Clay went out a little later with the owner of the hotel, who led him out the city wall, down to the river, and then back up the hill to the city. Clay said the pace started out great, but when they headed back uphill the pace didn’t change and he got a great workout! It was fun to be amongst the people of Rothenburg after some of the big tour busses had departed (many tour busses descend on the city for day-trippers, but leave come evening), though I think most of us were still tourists. I read that in January the city is pretty dead, and I’d love to see what it’s like then. With just the locals darting in and out of those quaint, medieval houses and stores. I’m sure they all know each other, there’s so few that actually live there.

That night, after snacking on our picnic, we headed to the town square at eight o’clock to meet the “Night Watchman”. Nate and Benji’s mouths hung open when a large man approached in a black cloak, carrying a lantern in one hand and a long halberd (ax on a long stick) in the other. For 6 euro a person (kids are free), the Night Watchman takes you on a tour of the city by night. There must have been at least 50 people in our group, the Night Watchman isn’t doing too bad!

We did learn some interesting things. Like his job was looked down upon, because he worked at night when all the “spirits” and “things of the night” were out. The only jobs lower than him in social status were grave digger and executioner (and these men liked to work together, he joked. He was a funny guy). We learned that our word “salary” comes from the word “salt”, which was once so valuable it could be traded in currency. We learned how the city of Rothenburg remains an excellent example of a medieval city because it was poor when it was defeated in a battle, and didn’t have money to “renovate”. It was saved during WWII when a German general defied Hitler’s orders to not surrender, and agreed to vacate the city if the Americans would spare it. So, we have a medieval city, complete with its city wall, that we can visit today.

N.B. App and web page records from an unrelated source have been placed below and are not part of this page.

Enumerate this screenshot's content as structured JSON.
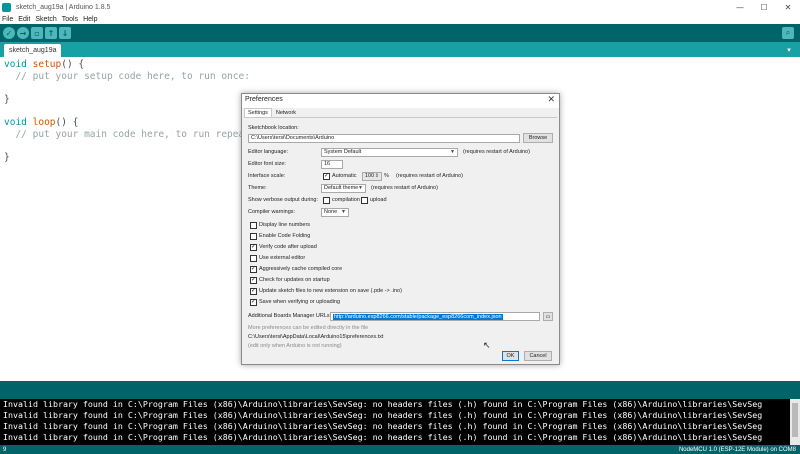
{
  "window": {
    "title": "sketch_aug19a | Arduino 1.8.5",
    "controls": [
      "—",
      "☐",
      "✕"
    ]
  },
  "menu": [
    "File",
    "Edit",
    "Sketch",
    "Tools",
    "Help"
  ],
  "tab": {
    "name": "sketch_aug19a"
  },
  "editor": {
    "lines": [
      {
        "kw": "void",
        "fn": "setup",
        "rest": "() {"
      },
      {
        "comment": "  // put your setup code here, to run once:"
      },
      {
        "plain": "}"
      },
      {
        "kw": "void",
        "fn": "loop",
        "rest": "() {"
      },
      {
        "comment": "  // put your main code here, to run repeatedly:"
      },
      {
        "plain": "}"
      }
    ]
  },
  "console": {
    "lines": [
      "Invalid library found in C:\\Program Files (x86)\\Arduino\\libraries\\SevSeg: no headers files (.h) found in C:\\Program Files (x86)\\Arduino\\libraries\\SevSeg",
      "Invalid library found in C:\\Program Files (x86)\\Arduino\\libraries\\SevSeg: no headers files (.h) found in C:\\Program Files (x86)\\Arduino\\libraries\\SevSeg",
      "Invalid library found in C:\\Program Files (x86)\\Arduino\\libraries\\SevSeg: no headers files (.h) found in C:\\Program Files (x86)\\Arduino\\libraries\\SevSeg",
      "Invalid library found in C:\\Program Files (x86)\\Arduino\\libraries\\SevSeg: no headers files (.h) found in C:\\Program Files (x86)\\Arduino\\libraries\\SevSeg"
    ]
  },
  "status": {
    "line": "9",
    "board": "NodeMCU 1.0 (ESP-12E Module) on COM8"
  },
  "preferences": {
    "title": "Preferences",
    "tabs": [
      "Settings",
      "Network"
    ],
    "sketchbook_label": "Sketchbook location:",
    "sketchbook_value": "C:\\Users\\tersi\\Documents\\Arduino",
    "browse_label": "Browse",
    "language_label": "Editor language:",
    "language_value": "System Default",
    "language_note": "(requires restart of Arduino)",
    "font_size_label": "Editor font size:",
    "font_size_value": "16",
    "scale_label": "Interface scale:",
    "scale_auto_label": "Automatic",
    "scale_value": "100",
    "scale_unit": "%",
    "scale_note": "(requires restart of Arduino)",
    "theme_label": "Theme:",
    "theme_value": "Default theme",
    "theme_note": "(requires restart of Arduino)",
    "verbose_label": "Show verbose output during:",
    "verbose_compilation": "compilation",
    "verbose_upload": "upload",
    "warnings_label": "Compiler warnings:",
    "warnings_value": "None",
    "checkboxes": [
      {
        "label": "Display line numbers",
        "checked": false
      },
      {
        "label": "Enable Code Folding",
        "checked": false
      },
      {
        "label": "Verify code after upload",
        "checked": true
      },
      {
        "label": "Use external editor",
        "checked": false
      },
      {
        "label": "Aggressively cache compiled core",
        "checked": true
      },
      {
        "label": "Check for updates on startup",
        "checked": true
      },
      {
        "label": "Update sketch files to new extension on save (.pde -> .ino)",
        "checked": true
      },
      {
        "label": "Save when verifying or uploading",
        "checked": true
      }
    ],
    "boards_url_label": "Additional Boards Manager URLs:",
    "boards_url_value": "http://arduino.esp8266.com/stable/package_esp8266com_index.json",
    "more_prefs_text": "More preferences can be edited directly in the file",
    "prefs_path": "C:\\Users\\tersi\\AppData\\Local\\Arduino15\\preferences.txt",
    "edit_note": "(edit only when Arduino is not running)",
    "ok_label": "OK",
    "cancel_label": "Cancel"
  },
  "colors": {
    "toolbar": "#006468",
    "tabstrip": "#17a1a5",
    "keyword": "#00979c",
    "function": "#d35400",
    "comment": "#95a5a6",
    "selection": "#0078d7"
  }
}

The sky was black, the stars were bright, and voices spilled into the streets from nearby homes with open windows, as our group followed our cloaked guide through the streets of Rothenburg. Forks clinked on plates, someone was singing, lives were being lived in this extraordinary city and it was fun to take part in it if only for a little while. We got back to our hotel late, and cuddled into bed for our last night, knowing we were safe with the Night Watchman on guard.